A very nice side-project that has come to fruition: Fresh from the 1960s, my father's travel memories
So… Everybody I’ve interacted with along the last couple of weeks knows I’m basically just too busy. If I’m not tied up with stuff regarding my privacy/anonymity project at the university, I am trying to get the DebConf scheduling, or trying to catch up with my perpetual enemy, mail backlog. Of course, there’s also my dayjob — Yes, it’s vacation time, but I’m a sysadmin, and it’s not like I want to give software updates much of a vacation! Of course, my family goes to Argentina for a couple of weeks while I go to DebConf, so there’s quite a bit of work in that sphere as well, and… And… And… Meh, many other things better left unaccounted for ☺ But there’s one big extra I was working on, somewhat secretly, over the last two months. I didn’t want to openly spill the beans on it until it was delivered in hand to its recipient. Which happened this last weekend. So, here it is!
During the late 1960s, my father studied his PhD in Israel and had a posdoctoral stay in Sweden. During that time, he traveled through the world during his vacations as much as he could — This book collects his travels through Ethiopia (including what today is Eritrea), Kenya, Uganda, Rwanda, Burundi, Turkey, Afghanistan, Pakistan, Czechoslovakia, Sweden, Norway, Iceland and India. As he took those trips, he wrote chronicles about them, and sent them to Mexico’s then-most-important newspaper (Excélsior), which published each of them in four to six parts (except for the Czechoslovakia one, which is a single page, devoted to understanding Prague two years after the Soviet repression and occupation).
I did this work starting from the yellow-to-brown and quite brittle copies of the newspaper he kept stored in a set of folders. I had the help of a digitalization professional that often works for the University, but still did a couple of cleanup and QA reads (and still, found typos… In the first printed page, in the first title! :-/ ). The text? Amazing. I thoroughly enjoyed it. He wrote the chronicles being between 23 and 27 years old, but the text flows quick and easy, delightful, as if coming from a professional writer.

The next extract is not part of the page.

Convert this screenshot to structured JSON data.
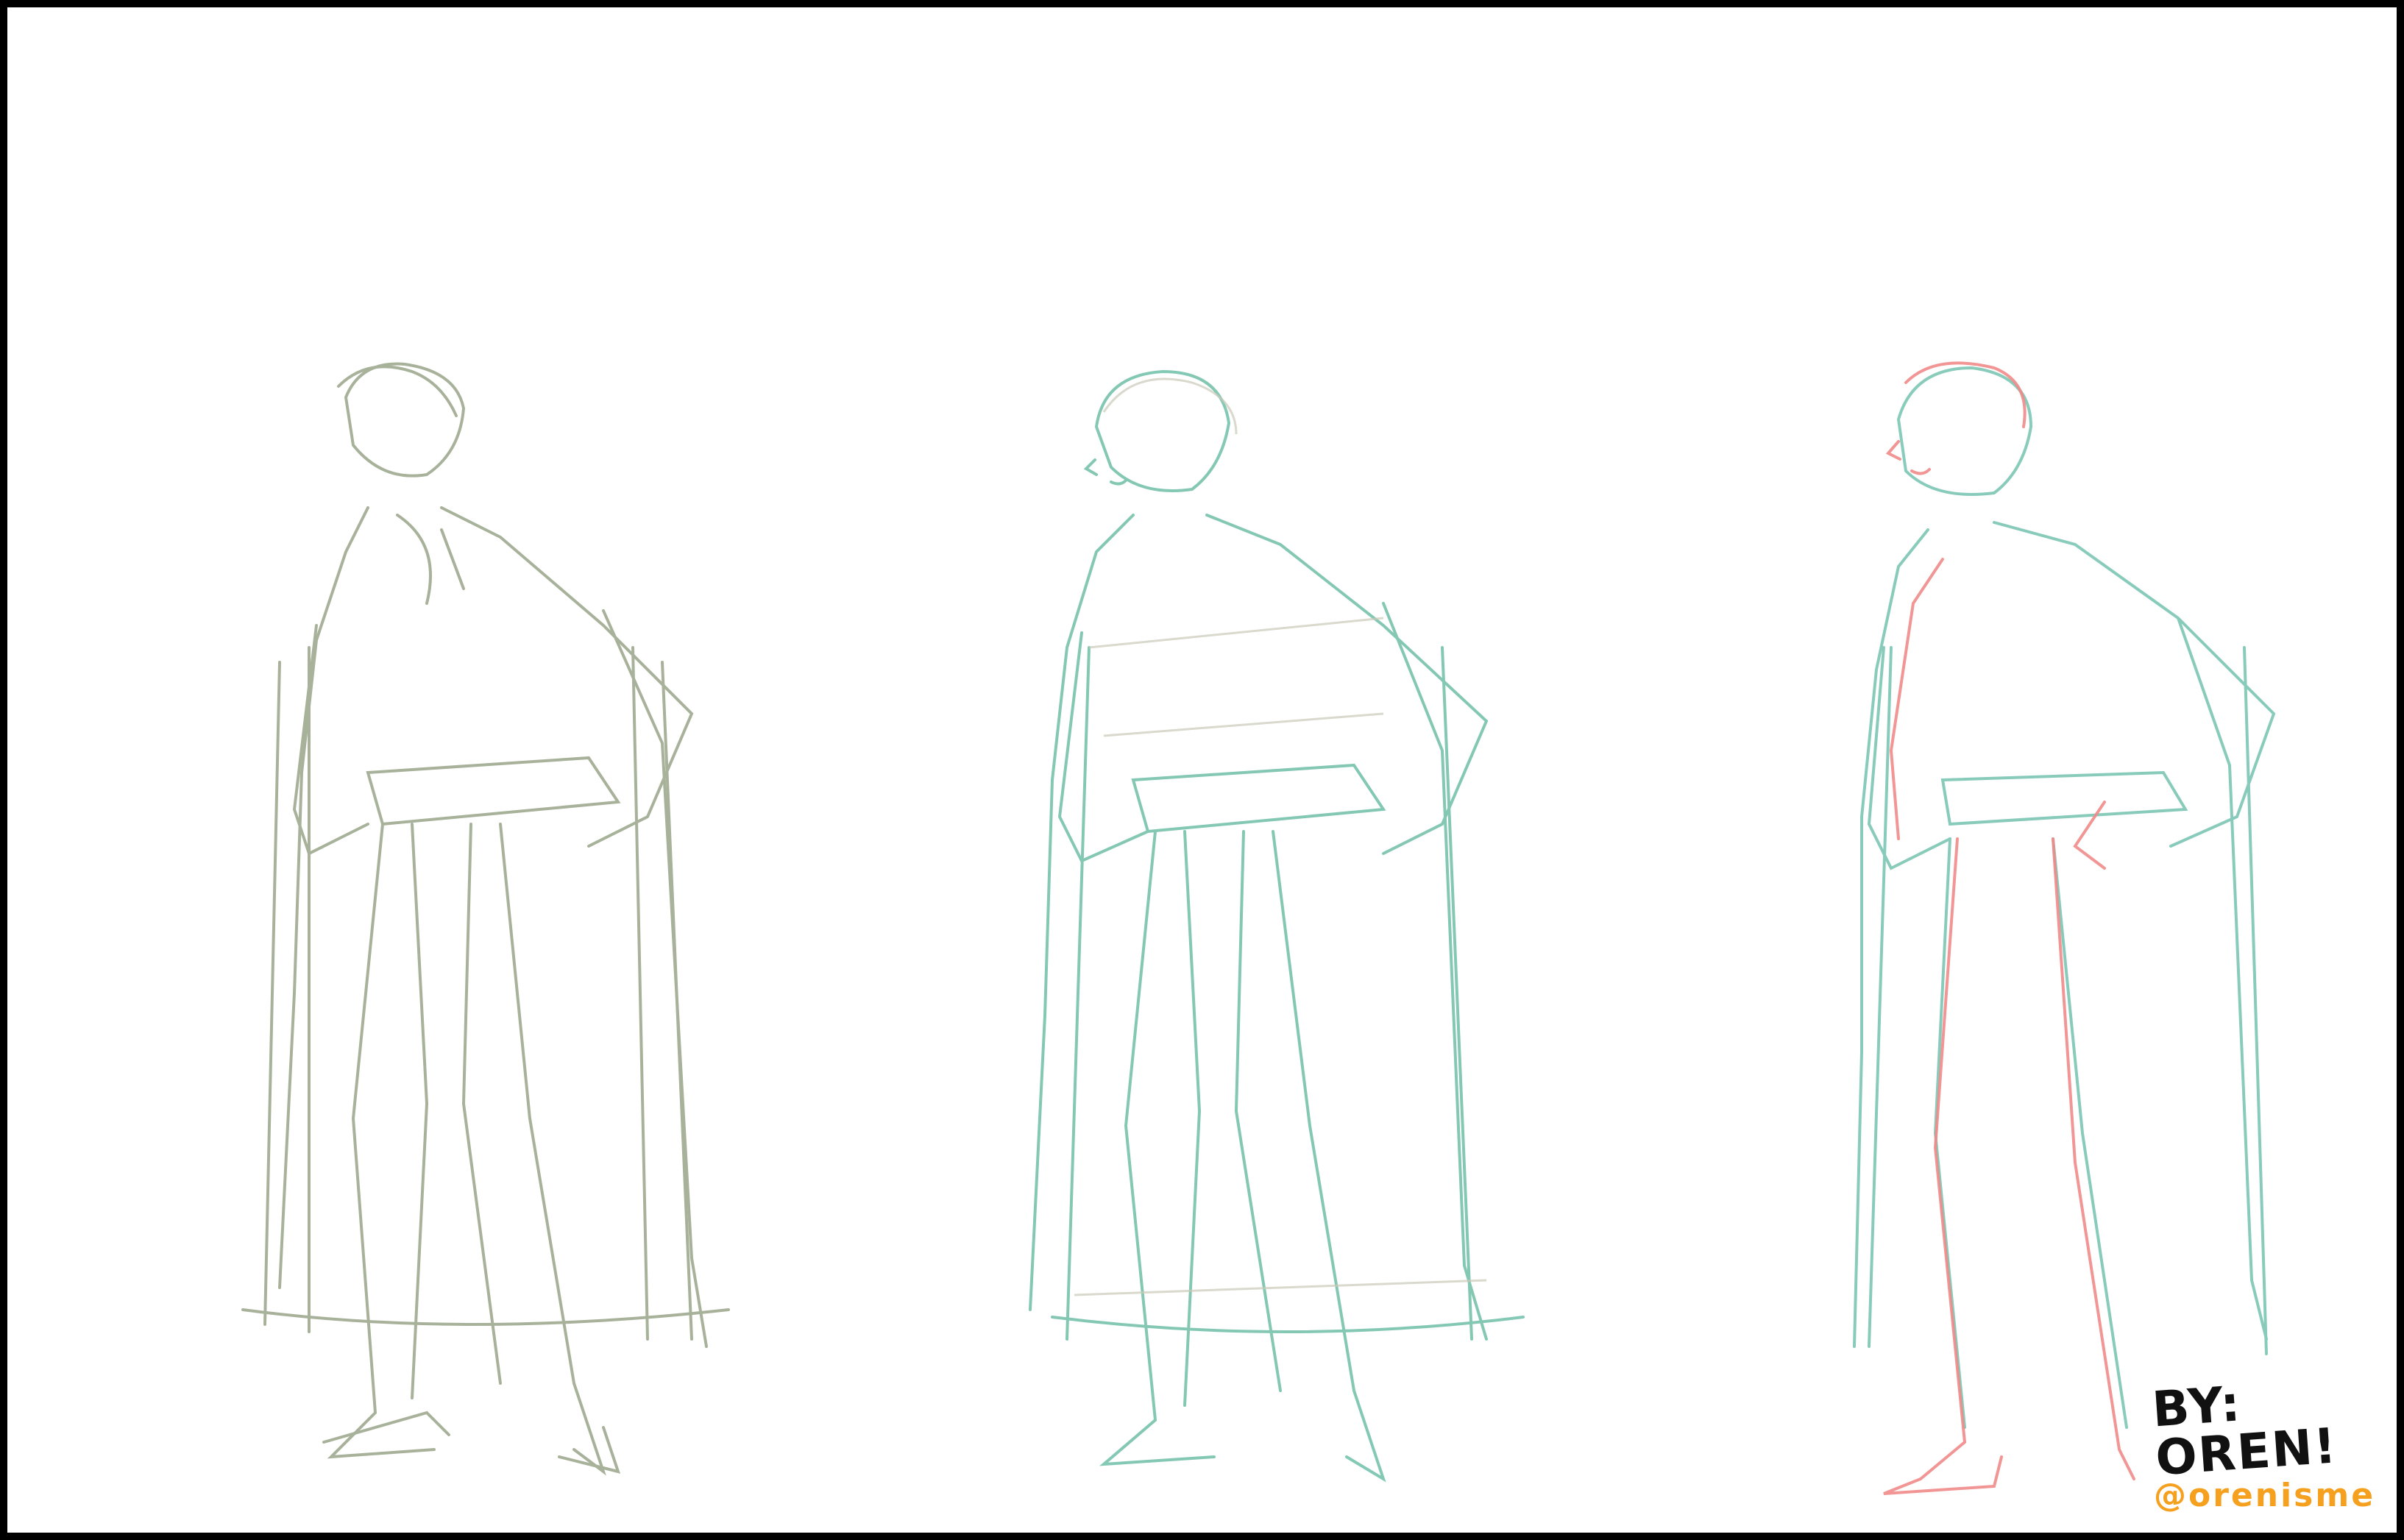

If you can read Spanish, I am sure you will enjoy the read:
Why am I publishing this now, amid the work craze I’ve run into? Because my father is turning 75 year old next weekend. We rushed the mini-party for him (including the book-as-a-present) as we wanted my kids to deliver the present, and they are now in a plane to South America.
The book run I did was quite limited — Just 30 items, to give away to family and close friends. I can, of course, print more on demand. But I want to take this work to a publisher — There are many reasons I believe these youth chronicles are of general interest.
cronicas_de_un_mochilero.pdf (25903 KB)
libro_bwolf.jpg (64 KB)
portada.jpg (368 KB)